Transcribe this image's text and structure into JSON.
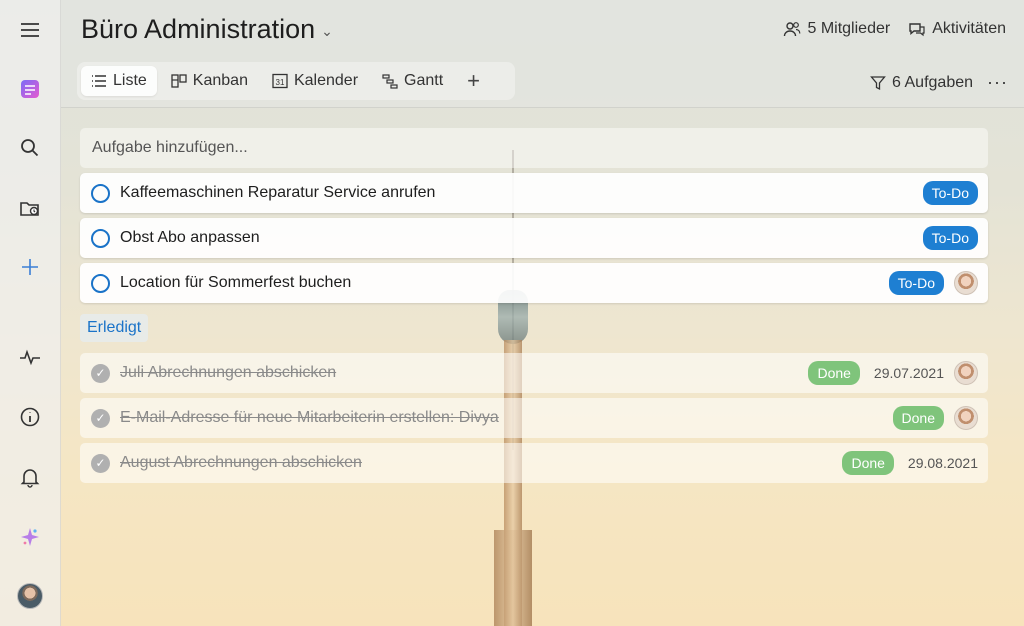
{
  "colors": {
    "accent": "#1e7fd2",
    "done": "#7fc47b",
    "section": "#1a73c8"
  },
  "sidebar": {
    "items": [
      {
        "icon": "menu-icon"
      },
      {
        "icon": "app-logo-icon"
      },
      {
        "icon": "search-icon"
      },
      {
        "icon": "folder-clock-icon"
      },
      {
        "icon": "plus-icon"
      },
      {
        "icon": "activity-icon"
      },
      {
        "icon": "info-icon"
      },
      {
        "icon": "bell-icon"
      },
      {
        "icon": "sparkle-icon"
      },
      {
        "icon": "user-avatar"
      }
    ]
  },
  "header": {
    "title": "Büro Administration",
    "members": "5 Mitglieder",
    "activities": "Aktivitäten"
  },
  "tabs": [
    {
      "label": "Liste",
      "icon": "list-icon",
      "active": true
    },
    {
      "label": "Kanban",
      "icon": "kanban-icon"
    },
    {
      "label": "Kalender",
      "icon": "calendar-icon",
      "icon_text": "31"
    },
    {
      "label": "Gantt",
      "icon": "gantt-icon"
    }
  ],
  "tab_add": "+",
  "filter": {
    "label": "6 Aufgaben",
    "more": "···"
  },
  "add_task": {
    "placeholder": "Aufgabe hinzufügen..."
  },
  "open_tasks": [
    {
      "label": "Kaffeemaschinen Reparatur Service anrufen",
      "status": "To-Do",
      "avatar": false
    },
    {
      "label": "Obst Abo anpassen",
      "status": "To-Do",
      "avatar": false
    },
    {
      "label": "Location für Sommerfest buchen",
      "status": "To-Do",
      "avatar": true
    }
  ],
  "done_section": "Erledigt",
  "done_tasks": [
    {
      "label": "Juli Abrechnungen abschicken",
      "status": "Done",
      "date": "29.07.2021",
      "avatar": true
    },
    {
      "label": "E-Mail-Adresse für neue Mitarbeiterin erstellen: Divya",
      "status": "Done",
      "date": "",
      "avatar": true
    },
    {
      "label": "August Abrechnungen abschicken",
      "status": "Done",
      "date": "29.08.2021",
      "avatar": false
    }
  ]
}
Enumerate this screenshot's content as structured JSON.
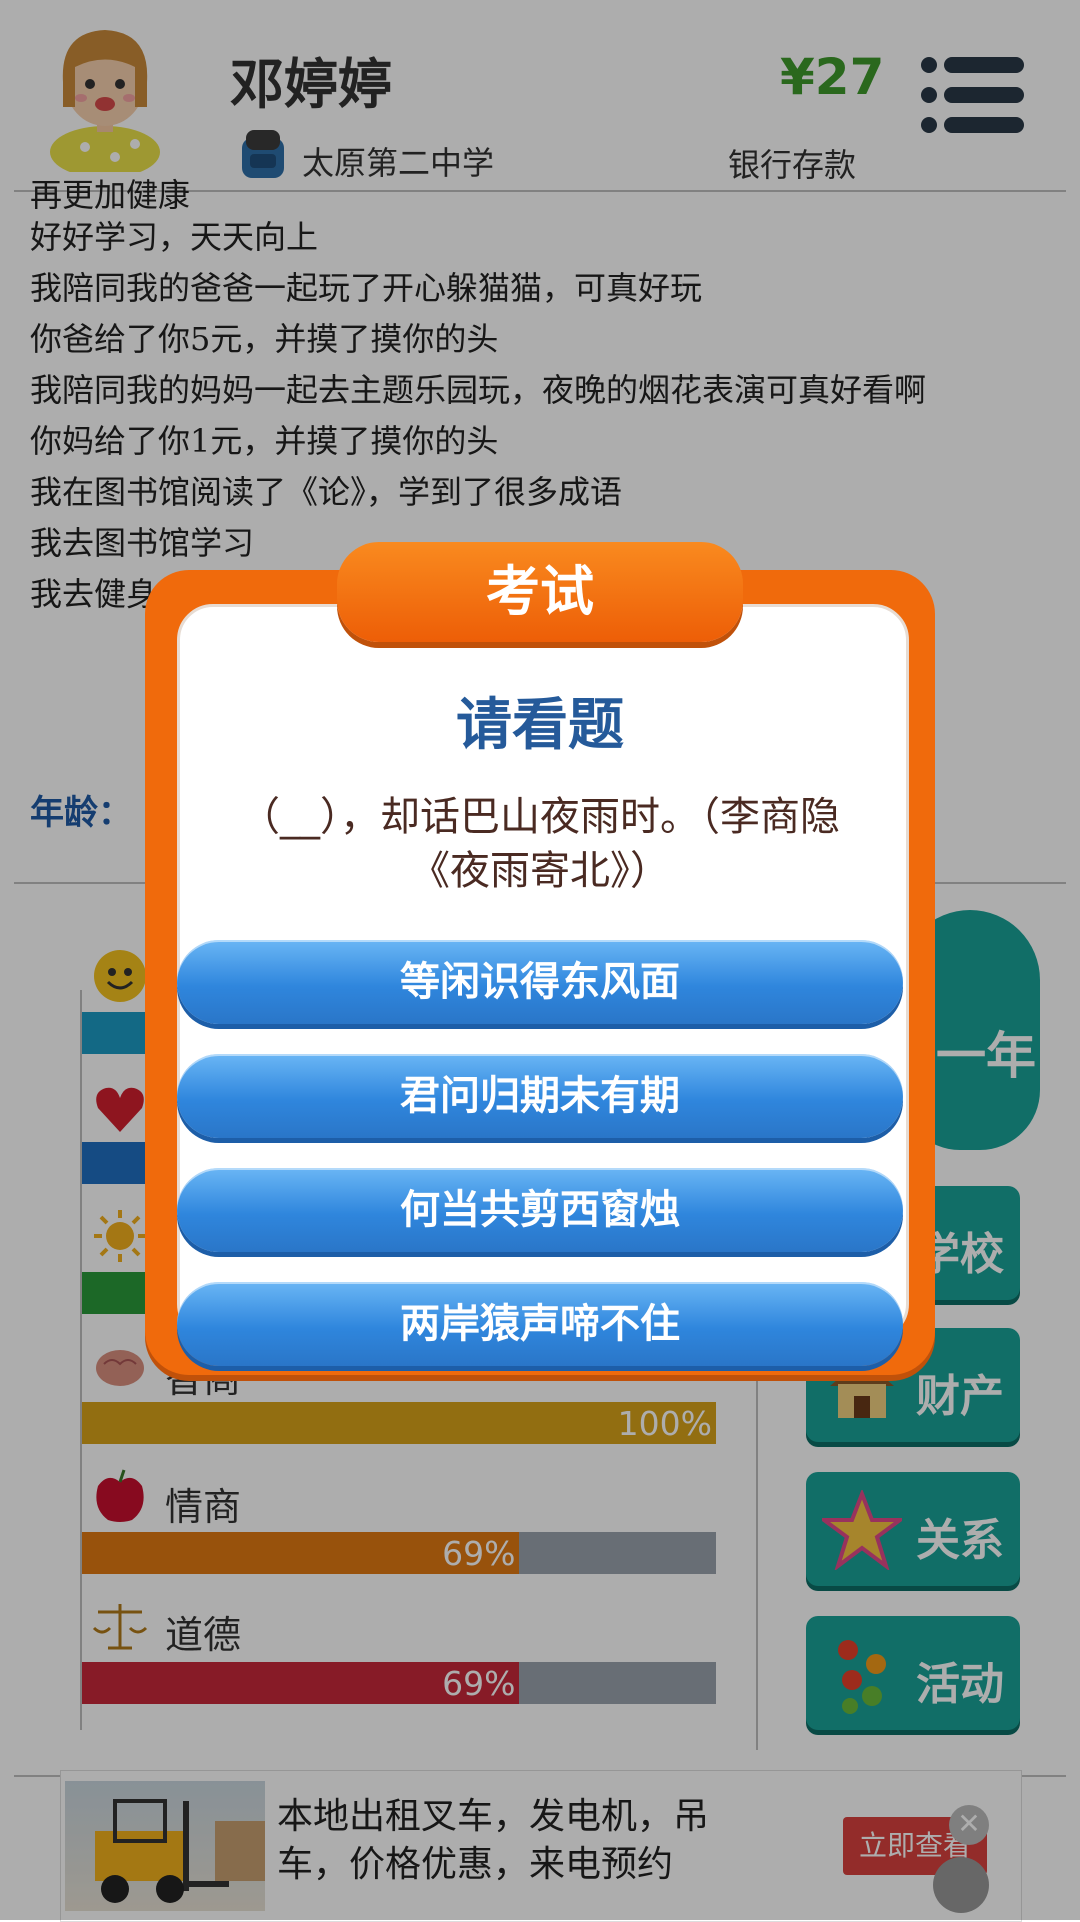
{
  "header": {
    "name": "邓婷婷",
    "school": "太原第二中学",
    "money": "¥27",
    "money_label": "银行存款"
  },
  "log": [
    "再更加健康",
    "好好学习，天天向上",
    "我陪同我的爸爸一起玩了开心躲猫猫，可真好玩",
    "你爸给了你5元，并摸了摸你的头",
    "我陪同我的妈妈一起去主题乐园玩，夜晚的烟花表演可真好看啊",
    "你妈给了你1元，并摸了摸你的头",
    "我在图书馆阅读了《论》，学到了很多成语",
    "我去图书馆学习",
    "我去健身房锻炼"
  ],
  "age_label": "年龄：",
  "stats": [
    {
      "label": "智商",
      "percent_text": "100%",
      "value": 1.0,
      "color": "#d8a31a"
    },
    {
      "label": "情商",
      "percent_text": "69%",
      "value": 0.69,
      "color": "#e07a12"
    },
    {
      "label": "道德",
      "percent_text": "69%",
      "value": 0.69,
      "color": "#c7283a"
    }
  ],
  "right_buttons": {
    "year": "一年",
    "school": "学校",
    "property": "财产",
    "relations": "关系",
    "activities": "活动"
  },
  "dialog": {
    "title": "考试",
    "heading": "请看题",
    "question": "（__），却话巴山夜雨时。（李商隐《夜雨寄北》）",
    "options": [
      "等闲识得东风面",
      "君问归期未有期",
      "何当共剪西窗烛",
      "两岸猿声啼不住"
    ]
  },
  "ad": {
    "text": "本地出租叉车，发电机，吊车，价格优惠，来电预约",
    "cta": "立即查看",
    "close": "✕"
  },
  "colors": {
    "accent_green": "#1aa398",
    "dialog_orange": "#f06a0c",
    "option_blue": "#2f86dd"
  }
}
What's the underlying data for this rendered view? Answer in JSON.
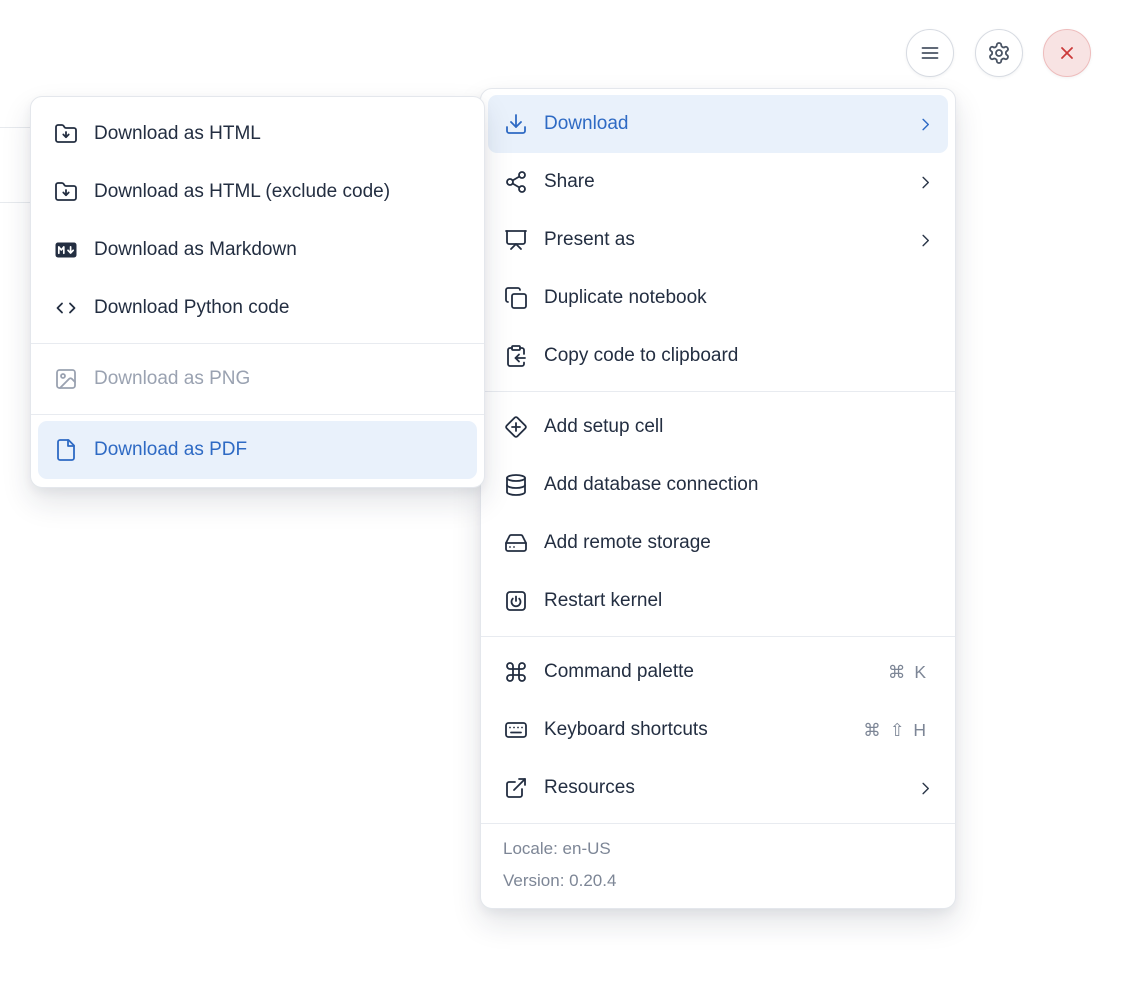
{
  "toolbar": {
    "buttons": [
      {
        "name": "menu",
        "icon": "hamburger-icon",
        "style": "default"
      },
      {
        "name": "settings",
        "icon": "gear-icon",
        "style": "default"
      },
      {
        "name": "close",
        "icon": "close-icon",
        "style": "danger"
      }
    ]
  },
  "download_submenu": {
    "items": [
      {
        "label": "Download as HTML",
        "icon": "folder-down-icon"
      },
      {
        "label": "Download as HTML (exclude code)",
        "icon": "folder-down-icon"
      },
      {
        "label": "Download as Markdown",
        "icon": "markdown-icon"
      },
      {
        "label": "Download Python code",
        "icon": "code-icon"
      },
      {
        "divider": true
      },
      {
        "label": "Download as PNG",
        "icon": "image-icon",
        "disabled": true
      },
      {
        "divider": true
      },
      {
        "label": "Download as PDF",
        "icon": "file-icon",
        "highlighted": true
      }
    ]
  },
  "main_menu": {
    "items": [
      {
        "label": "Download",
        "icon": "download-icon",
        "chevron": true,
        "highlighted": true
      },
      {
        "label": "Share",
        "icon": "share-icon",
        "chevron": true
      },
      {
        "label": "Present as",
        "icon": "presentation-icon",
        "chevron": true
      },
      {
        "label": "Duplicate notebook",
        "icon": "duplicate-icon"
      },
      {
        "label": "Copy code to clipboard",
        "icon": "clipboard-copy-icon"
      },
      {
        "divider": true
      },
      {
        "label": "Add setup cell",
        "icon": "diamond-plus-icon"
      },
      {
        "label": "Add database connection",
        "icon": "database-icon"
      },
      {
        "label": "Add remote storage",
        "icon": "hard-drive-icon"
      },
      {
        "label": "Restart kernel",
        "icon": "power-square-icon"
      },
      {
        "divider": true
      },
      {
        "label": "Command palette",
        "icon": "command-icon",
        "shortcut": [
          "⌘",
          "K"
        ]
      },
      {
        "label": "Keyboard shortcuts",
        "icon": "keyboard-icon",
        "shortcut": [
          "⌘",
          "⇧",
          "H"
        ]
      },
      {
        "label": "Resources",
        "icon": "external-link-icon",
        "chevron": true
      }
    ],
    "footer": [
      "Locale: en-US",
      "Version: 0.20.4"
    ]
  },
  "colors": {
    "accent_blue": "#2e6ac4",
    "highlight_bg": "#e9f1fb",
    "text": "#232e41",
    "muted_gray": "#7d8696",
    "disabled_gray": "#9aa2b1",
    "danger_red": "#cb3a3a",
    "danger_bg": "#f8e3e3",
    "border": "#e4e7ec"
  }
}
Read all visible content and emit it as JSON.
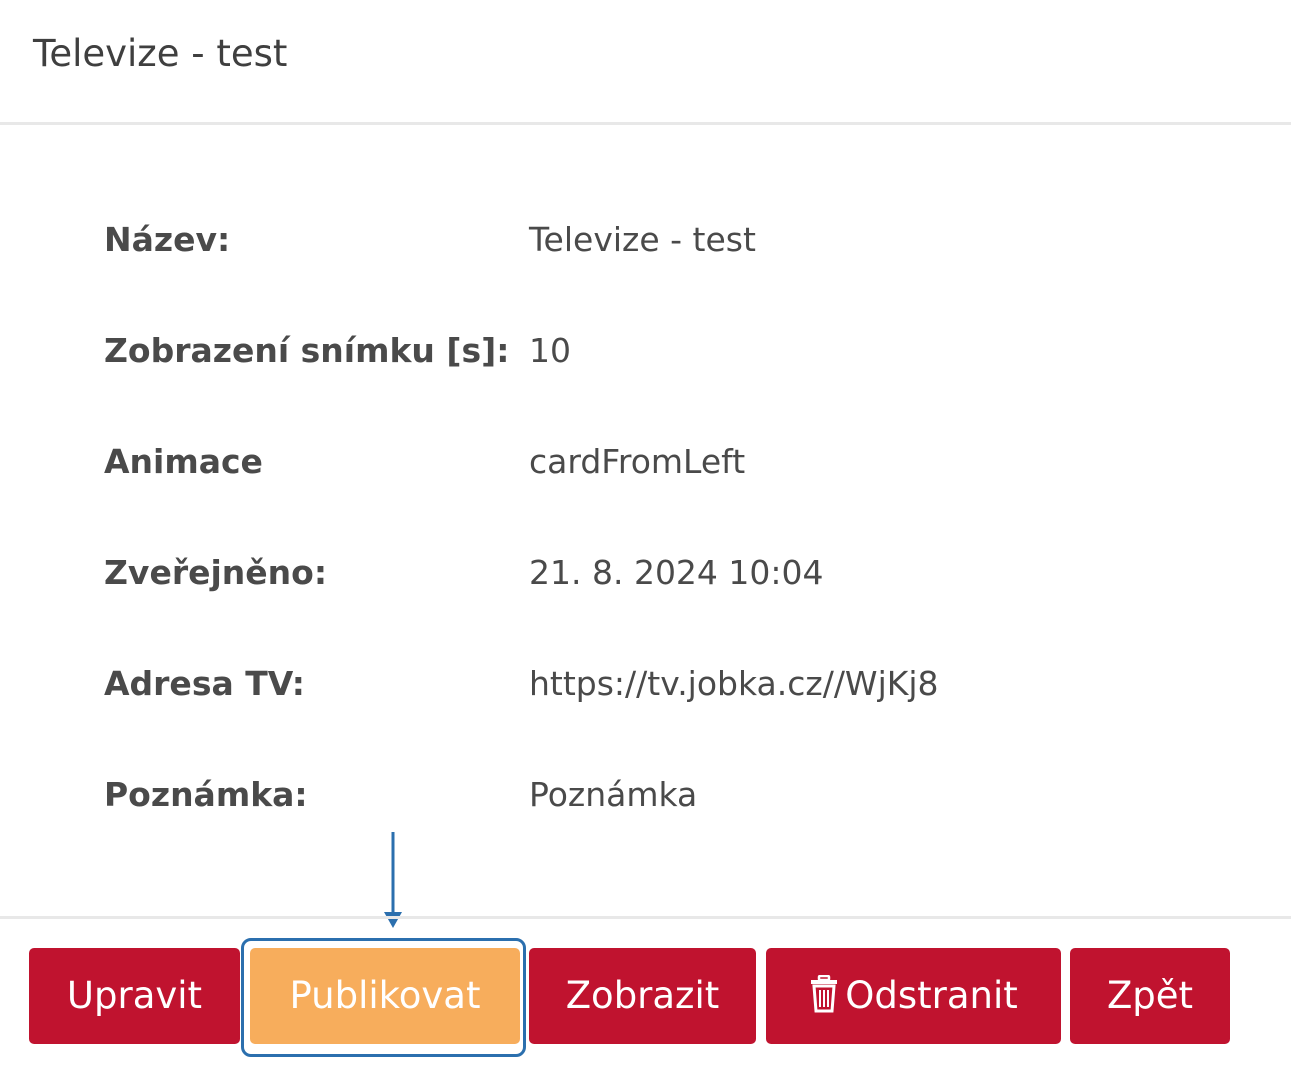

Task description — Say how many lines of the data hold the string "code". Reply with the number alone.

Output for this task — 4